ABB, Schneider. Scheider, ABB.
The shopping spree in the smart grid and electrical infrastructure market continued today with an offer from France's Schneider Electric to buy Telvent, which offers real-time monitoring services and other technology to utilities, for $2 billion.
Abengoa, which owns 40 percent of Telvent, has signed off on the deal, which is priced at a 16 percent premium.
Few weeks seem to go by these days without a large purchase from ABB, Schneider Electric or General Electric. What's driving it? Utilities and industrial conglomerates want to buy from established partners. Schneider fits that goal: it was founded in the middle of the 19th century in France during the era of Napoleon III. At the same time, a wide swath of large, mid-sized and startup companies have technology that could help. A marriage of account management and technology, in other words. This has been the biggest trend of 2011.
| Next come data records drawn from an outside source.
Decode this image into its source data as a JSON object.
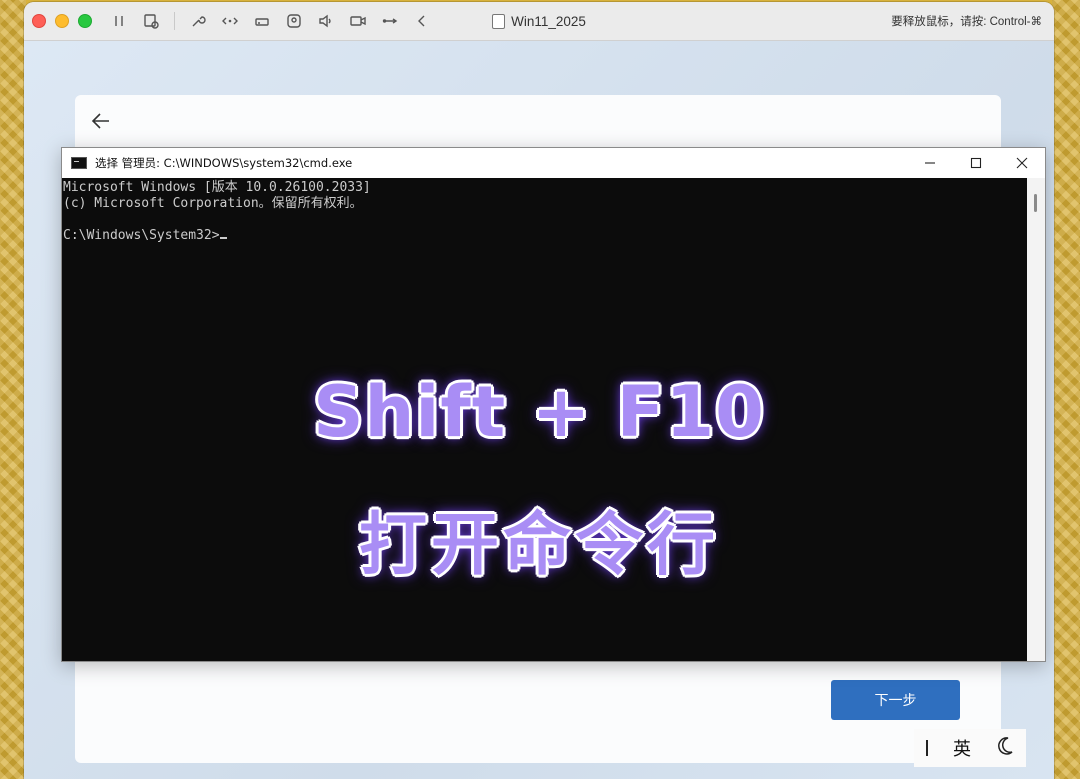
{
  "vm": {
    "title": "Win11_2025",
    "hint": "要释放鼠标，请按: Control-⌘"
  },
  "cmd": {
    "title": "选择 管理员: C:\\WINDOWS\\system32\\cmd.exe",
    "lines": [
      "Microsoft Windows [版本 10.0.26100.2033]",
      "(c) Microsoft Corporation。保留所有权利。",
      "",
      "C:\\Windows\\System32>"
    ]
  },
  "setup": {
    "next_label": "下一步"
  },
  "overlay": {
    "line1": "Shift + F10",
    "line2": "打开命令行"
  },
  "ime": {
    "mode": "英"
  },
  "colors": {
    "next_button": "#2f6fbf",
    "overlay_text": "#a98df5",
    "cmd_background": "#0c0c0c"
  }
}
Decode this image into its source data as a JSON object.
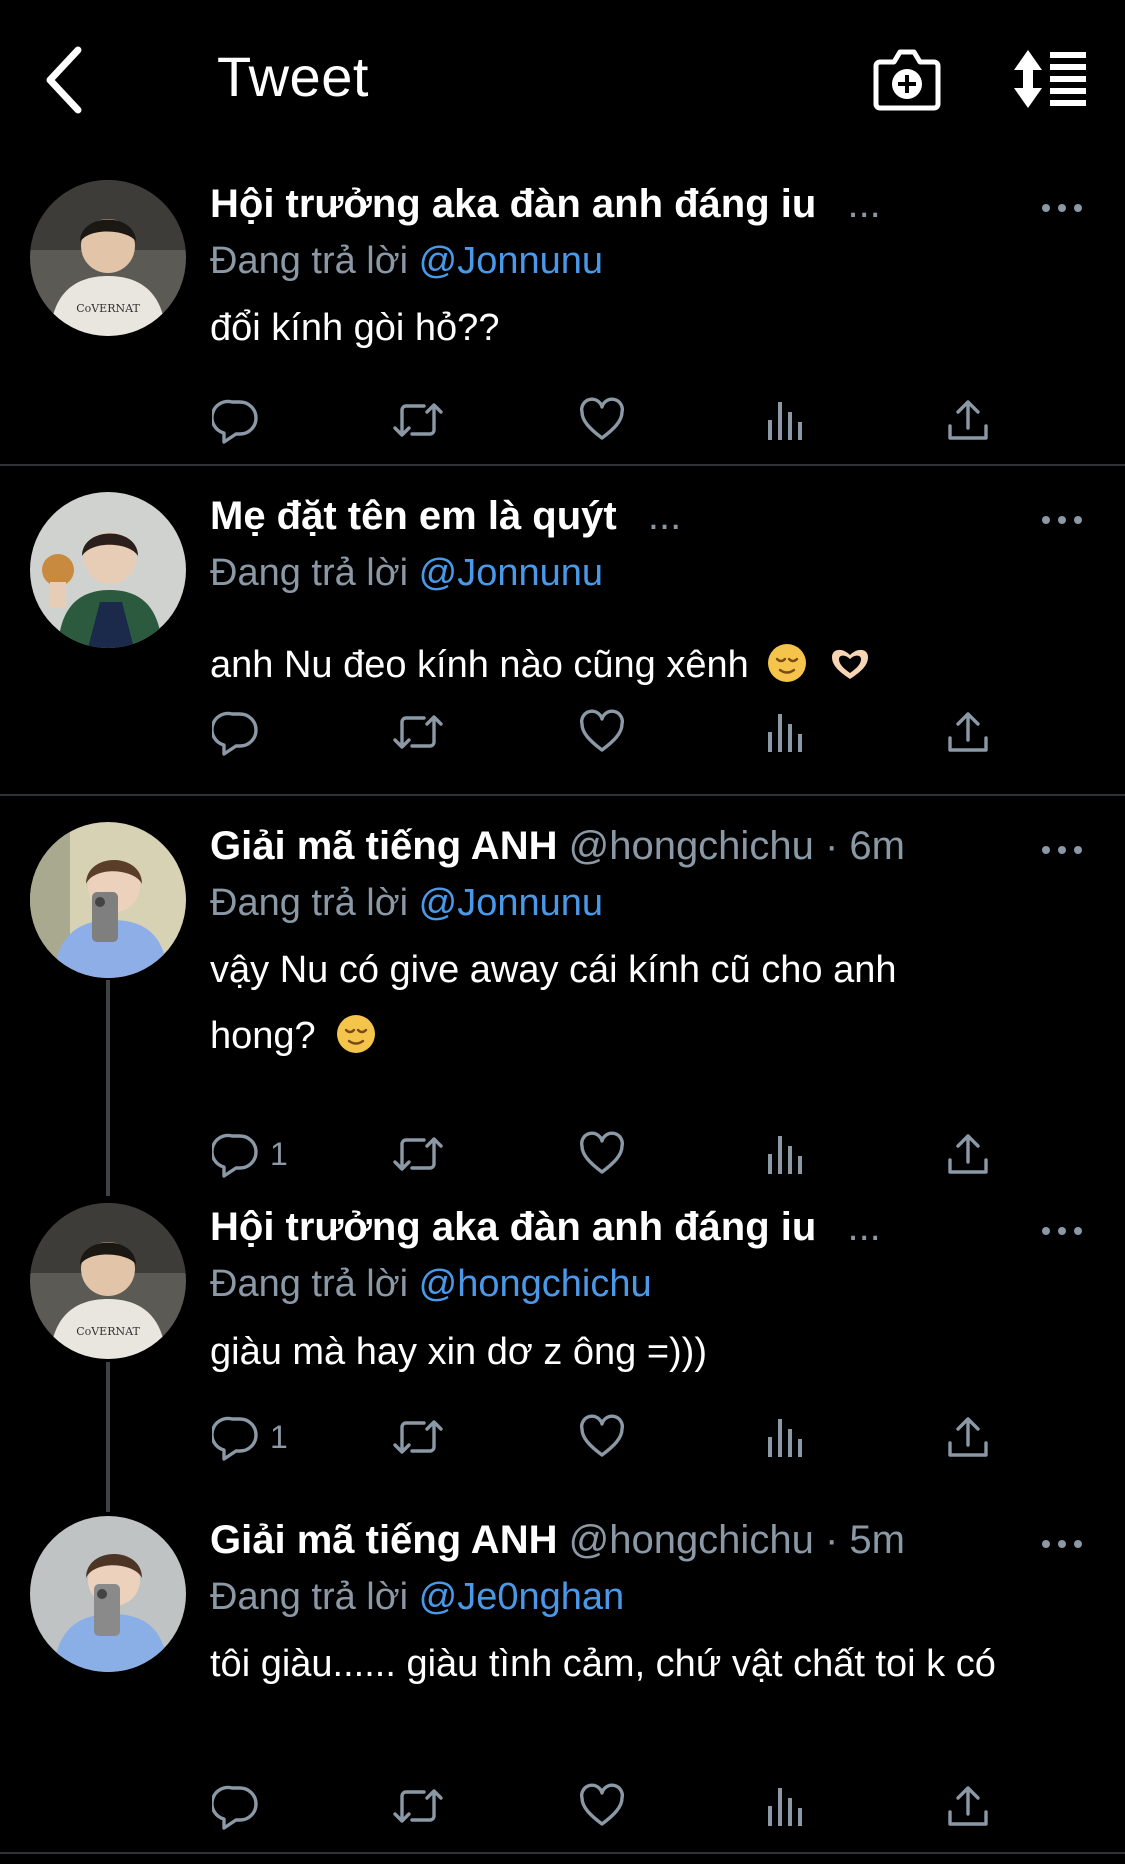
{
  "header": {
    "title": "Tweet"
  },
  "tweets": [
    {
      "name": "Hội trưởng aka đàn anh đáng iu",
      "handle": "",
      "time": "",
      "ellipsis": "...",
      "reply_prefix": "Đang trả lời",
      "reply_to": "@Jonnunu",
      "text": "đổi kính gòi hỏ??",
      "reply_count": ""
    },
    {
      "name": "Mẹ đặt tên em là quýt",
      "handle": "",
      "time": "",
      "ellipsis": "...",
      "reply_prefix": "Đang trả lời",
      "reply_to": "@Jonnunu",
      "text": "anh Nu đeo kính nào cũng xênh",
      "reply_count": ""
    },
    {
      "name": "Giải mã tiếng ANH",
      "handle": "@hongchichu",
      "time": "· 6m",
      "ellipsis": "",
      "reply_prefix": "Đang trả lời",
      "reply_to": "@Jonnunu",
      "text_line1": "vậy Nu có give away cái kính cũ cho anh",
      "text_line2": "hong?",
      "reply_count": "1"
    },
    {
      "name": "Hội trưởng aka đàn anh đáng iu",
      "handle": "",
      "time": "",
      "ellipsis": "...",
      "reply_prefix": "Đang trả lời",
      "reply_to": "@hongchichu",
      "text": "giàu mà hay xin dơ z ông =)))",
      "reply_count": "1"
    },
    {
      "name": "Giải mã tiếng ANH",
      "handle": "@hongchichu",
      "time": "· 5m",
      "ellipsis": "",
      "reply_prefix": "Đang trả lời",
      "reply_to": "@Je0nghan",
      "text": "tôi giàu...... giàu tình cảm, chứ vật chất toi k có",
      "reply_count": ""
    }
  ],
  "icons": [
    "back-arrow-icon",
    "camera-plus-icon",
    "sort-icon",
    "more-icon",
    "reply-icon",
    "retweet-icon",
    "like-icon",
    "views-icon",
    "share-icon"
  ],
  "colors": {
    "background": "#000000",
    "text": "#ffffff",
    "muted": "#8b98a5",
    "link": "#4a99e9",
    "divider": "#2f3336"
  }
}
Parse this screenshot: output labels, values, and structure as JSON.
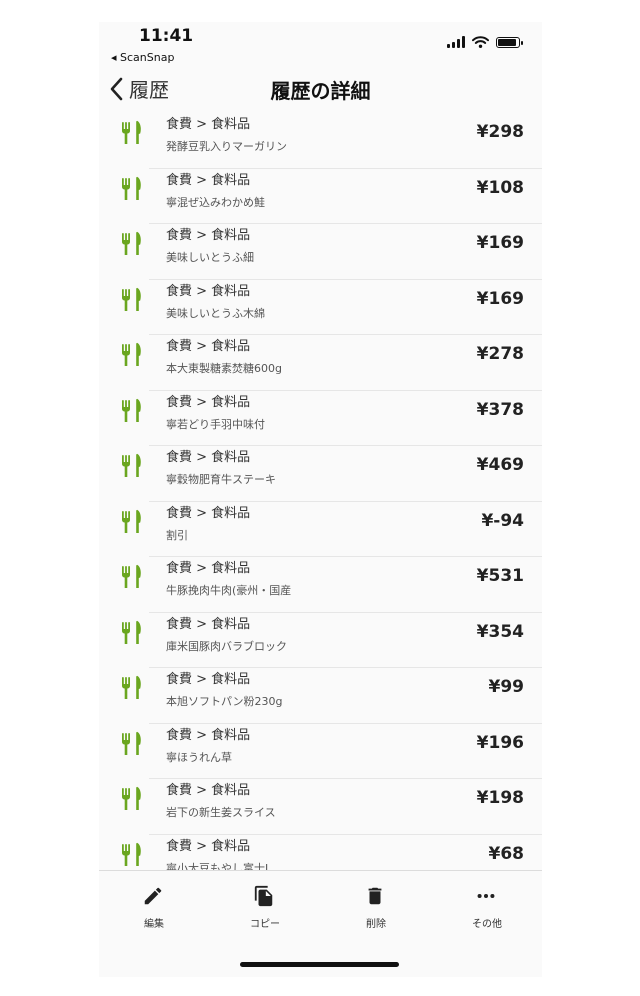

While many of the recent purchases have involved small, emerging companies, Telvent is not a startup by any means. Revenue came to 168 million euros in the first quarter. It is publicly held.
ABB's purchases have been more widespread: the company has snapped up motor makers as well as software providers. Schneider is mostly concerned with power delivery and efficient power consumption. Demand response, building management and grid functionality will all blend into one, argued Schneider North America CEO Chris Curtis in an interview with us in November.
Schneider's purchases in many ways reflect those concerns. Earlier this week, Schneider bought 74 percent of Luminous Technologies, a maker of power storage equipment and inverters from India. In April, Schneider bought Lee Technologies, a data center equipment company with $140 million in annual revenue. (Years earlier, Schneider bought power supply kings APC.) In April, it also bought SmartLink Network Systems, an Indian company that specializes in cabling, for $112 million. A few days before that, Schneider bought consulting and energy management firm Summit Energy for $268 million. In December, it bought two building management startups in France.
ABB, meanwhile, recently took a controlling stake in Validus, which makes DC power equipment, and bought Mincom, which makes mining software. Many of ABB's acquisition come through its Ventyx subsidiary, a company it bought a little over a year ago for $1 billion. Additionally, Toshiba bought smart meter maker Landis + Gyr for $2 billion in May.
The only member of the Four Horsemen of the Smart Grid (ABB, Schneider, GE, Siemens) that's been relatively silent lately is Siemens. We predicted that it could possibly buy SmartSynch, but that's pure speculation.
Added bonus: here's a video we shot at The Networked Grid last month with Telvent's Jeff Meyers, who can explain the company's current strategic initiatives.